Neogenix Oncology, Inc. voluntarily filed for chapter 11 protection yesterday in the bankruptcy court in Greenbelt, Maryland. According to court filings, the company is “a clinical stage, pre-revenue generating, biotechnology company focused on therapeutic and diagnostic products for the early detection and treatment of cancer.” The Rockville, Maryland company reported total assets of $10,685,000 and total debts of only $640,649.
However, explanatory notes to these amounts report that the total assets figure is based upon “the estimated value of the stalking horse bid” (discussed further below). In addition, the notes relate that the total debt figure represents only the amount of the company’s prepetition secured debt and does not include “the (a) contingent, unliquidated and disputed claims for the Potential Rescission Liability [also discussed further below], (b) ontingent, unliquidated and disputed claims asserted in the lawsuit pending in the District Court for the Eastern District of New York, captioned Daniel J. Scher v. Neogenix Oncology, Inc., Civ. No.: 12-cv-03019-BMC, and (c) the [sic] contingent, unliquidated claims held by certain of the Debtor’s current and past directors and officers.” The company’s list of its largest unsecured creditors filed with the Bankruptcy Court lists only the contingent, unliquidated and disputed claims of Daniel J. Scher for alleged breach of contract. However, in a Form 10-K filed with the Securities and Exchange Commission on July 12, 2012, Neogenix listed assets of $6.34 million and liabilities of $2.34 million as of December 31, 2011. The company also estimated “the range of potential liability for rescission by investors as of July 10, 2012 is $0 to $31 million” in the same SEC filing.

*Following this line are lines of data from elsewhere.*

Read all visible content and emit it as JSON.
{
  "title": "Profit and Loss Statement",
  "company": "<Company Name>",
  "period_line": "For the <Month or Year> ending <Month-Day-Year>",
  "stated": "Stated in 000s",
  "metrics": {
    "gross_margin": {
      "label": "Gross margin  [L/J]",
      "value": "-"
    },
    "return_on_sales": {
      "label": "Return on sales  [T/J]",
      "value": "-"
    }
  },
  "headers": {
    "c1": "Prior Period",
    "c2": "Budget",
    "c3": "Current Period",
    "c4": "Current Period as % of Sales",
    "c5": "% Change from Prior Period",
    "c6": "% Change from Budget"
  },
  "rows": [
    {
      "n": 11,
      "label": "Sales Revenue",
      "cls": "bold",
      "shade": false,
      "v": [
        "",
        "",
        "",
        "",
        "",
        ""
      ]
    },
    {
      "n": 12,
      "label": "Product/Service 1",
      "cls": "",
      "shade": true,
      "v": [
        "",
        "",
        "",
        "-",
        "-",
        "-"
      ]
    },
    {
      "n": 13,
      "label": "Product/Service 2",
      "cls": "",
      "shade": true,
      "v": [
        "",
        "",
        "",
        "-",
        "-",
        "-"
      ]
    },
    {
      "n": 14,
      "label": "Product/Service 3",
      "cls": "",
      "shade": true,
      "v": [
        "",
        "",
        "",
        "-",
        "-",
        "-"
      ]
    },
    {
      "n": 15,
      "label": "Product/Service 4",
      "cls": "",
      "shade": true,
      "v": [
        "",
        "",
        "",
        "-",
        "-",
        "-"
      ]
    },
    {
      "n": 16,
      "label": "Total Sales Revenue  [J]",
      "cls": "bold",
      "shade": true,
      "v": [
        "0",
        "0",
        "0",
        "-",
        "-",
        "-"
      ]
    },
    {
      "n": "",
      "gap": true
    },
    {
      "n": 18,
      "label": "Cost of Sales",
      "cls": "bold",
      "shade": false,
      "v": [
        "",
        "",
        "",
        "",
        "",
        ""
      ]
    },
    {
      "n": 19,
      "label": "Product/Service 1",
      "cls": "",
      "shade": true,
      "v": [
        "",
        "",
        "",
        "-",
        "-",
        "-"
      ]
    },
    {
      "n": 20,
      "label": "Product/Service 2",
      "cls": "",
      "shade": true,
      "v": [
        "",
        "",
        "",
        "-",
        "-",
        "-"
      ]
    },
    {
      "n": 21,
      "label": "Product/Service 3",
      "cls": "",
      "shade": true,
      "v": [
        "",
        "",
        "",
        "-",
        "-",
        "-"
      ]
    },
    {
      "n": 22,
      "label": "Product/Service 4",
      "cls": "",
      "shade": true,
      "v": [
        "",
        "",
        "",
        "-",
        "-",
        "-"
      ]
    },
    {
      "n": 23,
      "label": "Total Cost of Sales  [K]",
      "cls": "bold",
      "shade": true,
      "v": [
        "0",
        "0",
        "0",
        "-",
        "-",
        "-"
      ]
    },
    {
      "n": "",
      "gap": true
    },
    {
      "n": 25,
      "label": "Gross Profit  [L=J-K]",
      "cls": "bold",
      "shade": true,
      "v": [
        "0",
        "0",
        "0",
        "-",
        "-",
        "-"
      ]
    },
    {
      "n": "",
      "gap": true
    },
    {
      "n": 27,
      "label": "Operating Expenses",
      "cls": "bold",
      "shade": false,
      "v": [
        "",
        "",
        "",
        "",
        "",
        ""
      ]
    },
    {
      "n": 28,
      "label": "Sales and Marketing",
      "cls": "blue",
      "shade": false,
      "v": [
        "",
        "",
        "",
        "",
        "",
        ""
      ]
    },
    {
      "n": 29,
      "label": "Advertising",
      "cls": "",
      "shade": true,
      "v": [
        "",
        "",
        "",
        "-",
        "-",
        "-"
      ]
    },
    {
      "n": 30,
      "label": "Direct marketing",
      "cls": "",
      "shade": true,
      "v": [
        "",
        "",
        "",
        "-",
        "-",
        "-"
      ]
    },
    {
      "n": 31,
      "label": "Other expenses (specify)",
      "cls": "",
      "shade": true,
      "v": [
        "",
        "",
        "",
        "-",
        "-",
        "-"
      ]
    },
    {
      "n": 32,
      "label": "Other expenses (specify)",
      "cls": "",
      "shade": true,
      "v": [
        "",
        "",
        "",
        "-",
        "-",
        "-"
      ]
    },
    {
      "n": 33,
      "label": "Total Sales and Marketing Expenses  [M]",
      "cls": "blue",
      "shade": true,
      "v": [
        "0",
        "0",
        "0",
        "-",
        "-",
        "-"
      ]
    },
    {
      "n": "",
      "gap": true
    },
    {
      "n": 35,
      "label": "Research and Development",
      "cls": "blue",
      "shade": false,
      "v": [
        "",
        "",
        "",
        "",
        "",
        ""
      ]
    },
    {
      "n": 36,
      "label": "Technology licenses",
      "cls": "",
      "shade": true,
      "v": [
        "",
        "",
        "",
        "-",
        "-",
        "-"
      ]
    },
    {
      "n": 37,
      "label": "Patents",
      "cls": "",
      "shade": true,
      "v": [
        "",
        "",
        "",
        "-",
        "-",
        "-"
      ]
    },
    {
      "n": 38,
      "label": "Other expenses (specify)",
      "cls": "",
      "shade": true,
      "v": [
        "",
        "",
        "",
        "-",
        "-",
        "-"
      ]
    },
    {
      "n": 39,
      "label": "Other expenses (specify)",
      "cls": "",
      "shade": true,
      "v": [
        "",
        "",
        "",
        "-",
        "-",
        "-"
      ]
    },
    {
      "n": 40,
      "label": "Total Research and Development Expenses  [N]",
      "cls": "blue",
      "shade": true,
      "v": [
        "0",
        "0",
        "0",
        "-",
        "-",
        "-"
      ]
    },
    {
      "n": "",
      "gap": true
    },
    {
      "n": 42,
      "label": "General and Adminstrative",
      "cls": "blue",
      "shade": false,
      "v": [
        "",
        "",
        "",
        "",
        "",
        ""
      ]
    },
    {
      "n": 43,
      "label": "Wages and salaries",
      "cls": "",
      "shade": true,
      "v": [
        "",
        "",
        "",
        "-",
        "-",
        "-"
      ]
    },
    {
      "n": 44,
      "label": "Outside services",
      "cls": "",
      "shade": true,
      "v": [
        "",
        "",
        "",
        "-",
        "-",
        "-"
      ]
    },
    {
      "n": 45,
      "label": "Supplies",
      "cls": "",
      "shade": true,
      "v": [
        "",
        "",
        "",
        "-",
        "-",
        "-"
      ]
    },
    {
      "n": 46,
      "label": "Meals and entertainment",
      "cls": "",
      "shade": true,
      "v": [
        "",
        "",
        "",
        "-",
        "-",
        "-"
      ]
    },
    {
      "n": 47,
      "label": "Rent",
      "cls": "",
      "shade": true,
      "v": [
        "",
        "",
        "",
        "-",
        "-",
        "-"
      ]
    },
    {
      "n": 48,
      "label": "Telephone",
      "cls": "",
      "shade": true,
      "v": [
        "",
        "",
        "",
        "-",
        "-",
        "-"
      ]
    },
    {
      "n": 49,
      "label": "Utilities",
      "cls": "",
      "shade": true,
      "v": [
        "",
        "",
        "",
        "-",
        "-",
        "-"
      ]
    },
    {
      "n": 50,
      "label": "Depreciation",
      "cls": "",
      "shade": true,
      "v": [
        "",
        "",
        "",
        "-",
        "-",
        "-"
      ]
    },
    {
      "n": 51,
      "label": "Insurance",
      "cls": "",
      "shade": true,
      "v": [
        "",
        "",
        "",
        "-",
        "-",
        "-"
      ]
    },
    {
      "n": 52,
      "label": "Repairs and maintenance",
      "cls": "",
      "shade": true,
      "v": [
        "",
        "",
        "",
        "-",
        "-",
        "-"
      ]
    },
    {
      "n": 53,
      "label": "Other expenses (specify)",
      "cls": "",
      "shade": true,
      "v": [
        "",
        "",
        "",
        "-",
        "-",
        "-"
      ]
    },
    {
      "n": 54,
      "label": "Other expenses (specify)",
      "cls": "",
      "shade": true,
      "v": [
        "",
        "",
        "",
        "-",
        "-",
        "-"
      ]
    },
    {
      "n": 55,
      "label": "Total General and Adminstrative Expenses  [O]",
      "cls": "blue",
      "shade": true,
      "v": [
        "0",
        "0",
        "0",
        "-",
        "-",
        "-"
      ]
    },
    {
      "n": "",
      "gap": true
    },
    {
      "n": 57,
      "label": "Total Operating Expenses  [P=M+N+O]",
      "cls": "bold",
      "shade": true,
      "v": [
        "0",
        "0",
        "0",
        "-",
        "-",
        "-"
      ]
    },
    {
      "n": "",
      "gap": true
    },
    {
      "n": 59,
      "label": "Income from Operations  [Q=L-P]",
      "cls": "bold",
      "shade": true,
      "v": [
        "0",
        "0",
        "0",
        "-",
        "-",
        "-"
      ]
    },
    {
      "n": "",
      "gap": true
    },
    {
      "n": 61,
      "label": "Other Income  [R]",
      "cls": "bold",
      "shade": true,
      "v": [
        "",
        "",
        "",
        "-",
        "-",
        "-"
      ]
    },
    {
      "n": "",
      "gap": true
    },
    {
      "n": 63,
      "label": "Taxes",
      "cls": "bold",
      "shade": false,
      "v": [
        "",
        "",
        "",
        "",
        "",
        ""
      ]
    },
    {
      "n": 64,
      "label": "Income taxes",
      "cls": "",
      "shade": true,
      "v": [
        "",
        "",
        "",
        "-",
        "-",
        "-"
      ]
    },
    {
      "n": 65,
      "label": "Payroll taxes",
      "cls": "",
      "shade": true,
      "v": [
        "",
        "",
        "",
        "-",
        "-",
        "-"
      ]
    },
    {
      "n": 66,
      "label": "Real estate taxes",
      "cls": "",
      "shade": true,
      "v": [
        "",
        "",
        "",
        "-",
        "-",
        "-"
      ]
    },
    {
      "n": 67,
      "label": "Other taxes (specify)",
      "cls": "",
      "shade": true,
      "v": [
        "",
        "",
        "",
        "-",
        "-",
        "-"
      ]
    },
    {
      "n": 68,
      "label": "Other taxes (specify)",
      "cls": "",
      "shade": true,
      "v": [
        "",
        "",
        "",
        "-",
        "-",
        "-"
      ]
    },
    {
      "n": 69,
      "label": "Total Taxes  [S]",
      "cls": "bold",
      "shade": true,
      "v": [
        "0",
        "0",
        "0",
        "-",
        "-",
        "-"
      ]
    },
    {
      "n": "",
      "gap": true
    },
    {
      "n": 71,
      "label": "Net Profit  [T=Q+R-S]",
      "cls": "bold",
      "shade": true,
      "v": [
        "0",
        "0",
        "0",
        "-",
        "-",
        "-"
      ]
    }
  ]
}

Neogenix’s operations to date have been largely funded “with the net proceeds from the sale of common stock to various individuals in private placement transactions.” This funding strategy was implemented by the company by “paying finder fees to unlicensed brokers in connection with the sale of its stock” – a strategy which the company now states has led to significant problems. First, the transactions have resulted in “an estimated multi-million dollar contingent liability under the laws of various states for potential rescission liability to shareholders who purchased their shares through unlicensed, compensated finders.” Second, court filings state that “the Securities and Exchange Commission has initiated an inquiry into this practice.” As a result, as well as because of the large number of outstanding stock options the company has granted, “Neogenix has been and continues to be unable to raise sufficient equity capital outside of chapter 11 to ensure the long term viability of the company.”
Neogenix’s intention is to use the bankruptcy filing to effectuate a sale of its business and assets. According to court documents, Neogenix believes that such a sale “will allow the post-sale company to focus on developing the vital therapeutics and diagnostics without being burdened by the SEC Inquiry, the contingent rescission liability, or the highly dilutive stock option overhang, and instead provide a revitalized capital structure attractive to new stockholders and investors.”
To that end, the company filed a motion with the bankruptcy court today seeking approval to sell its assets to Precision Biologics, Inc., a corporation funded by a number of the company’s existing shareholders, pursuant to an asset purchase agreement, and subject to higher and better bids at auction. The motion reports that the sale is supported by an ad hoc committee of equity interest holders which is made up of “seven (7) of the Debtor’s largest shareholders that are not involved in either the ownership or the management of Precision Biologics” and has been represented by counsel. Pursuant to the stalking horse asset purchase agreement, Precision Biologics would provide the following consideration for Neogenix’s assets:
The Stalking Horse Bid is thus comprised of (a) $3,185,000 of cash to fund (1) the Debtor’s business operations through the closing of the Sale and (2) the bankruptcy process until the bankruptcy process is completed, (b) 5 million shares of Precision Biologics stock (which represents approximately 25%, but not less than 20%, of Precision Biologics total equity), and (3) rights to purchase an additional 5 million shares of Precision Biologics stock at $1.50 per share.
According to a declaration filed by the President, Chief Executive Officer, and Chief Medical Officer of Neogenix Oncology, Inc., Philip M. Arlen, the stalking horse agreement will provide sufficient consideration to allow for the debtor to “put in place a liquidating trust to satisfy all allowed claims against the Debtor in full and to distribute the 5 million shares of stock in Precision Biologics to current Neogenix shareholders on a pro rata basis.” In addition, Neogenix’s bankruptcy estate would also retain “the right to pursue certain causes of action against various third parties for claims resulting from the role of those third parties in any actionable conduct resulting in harm to Neogenix.” The liquidating trust would be created pursuant to the terms of a liquidating chapter 11 plan which the debtor states that it intends to propose following the closing of the asset sale.
Precision Biologics has also agreed to provide Neogenix with a debtor-in-possession loan facility to fund its operations through the sale. Neogenix is represented in the bankruptcy cases by Maria J. DiConza, Lawrence E. Rifken, and Thomas J. McKee, Jr. of the law firm of Greenberg Traurig, LLP. The chapter 11 petition filed by Neogenix is embedded below.